**DESCRIPTION OF THE TASK**
Show every line of the records below that contains the word "name".

**SOURCE RECORDS**
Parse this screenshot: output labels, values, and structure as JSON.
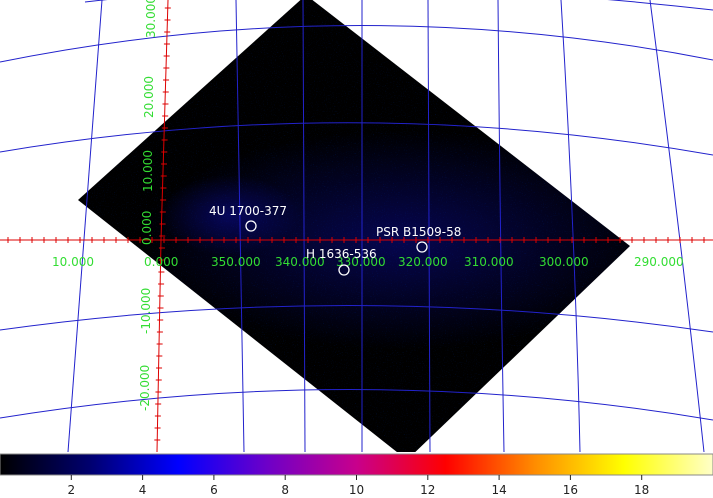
{
  "longitude_labels": [
    "10.000",
    "0.000",
    "350.000",
    "340.000",
    "330.000",
    "320.000",
    "310.000",
    "300.000",
    "290.000"
  ],
  "latitude_labels": [
    "30.000",
    "20.000",
    "10.000",
    "0.000",
    "-10.000",
    "-20.000"
  ],
  "sources": [
    {
      "name": "4U 1700-377"
    },
    {
      "name": "PSR B1509-58"
    },
    {
      "name": "H 1636-536"
    }
  ],
  "colorbar": {
    "ticks": [
      2,
      4,
      6,
      8,
      10,
      12,
      14,
      16,
      18
    ],
    "range": [
      0,
      20
    ],
    "colormap": [
      "#000000",
      "#00006e",
      "#0000ff",
      "#6e00c8",
      "#c8008c",
      "#ff0000",
      "#ff8c00",
      "#ffff00",
      "#ffffc8"
    ]
  },
  "colors": {
    "grid": "#2222cc",
    "axis": "#dd0000",
    "label": "#33dd33",
    "source": "#ffffff"
  }
}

**FINAL ANSWER**
      "name": "4U 1700-377"
      "name": "PSR B1509-58"
      "name": "H 1636-536"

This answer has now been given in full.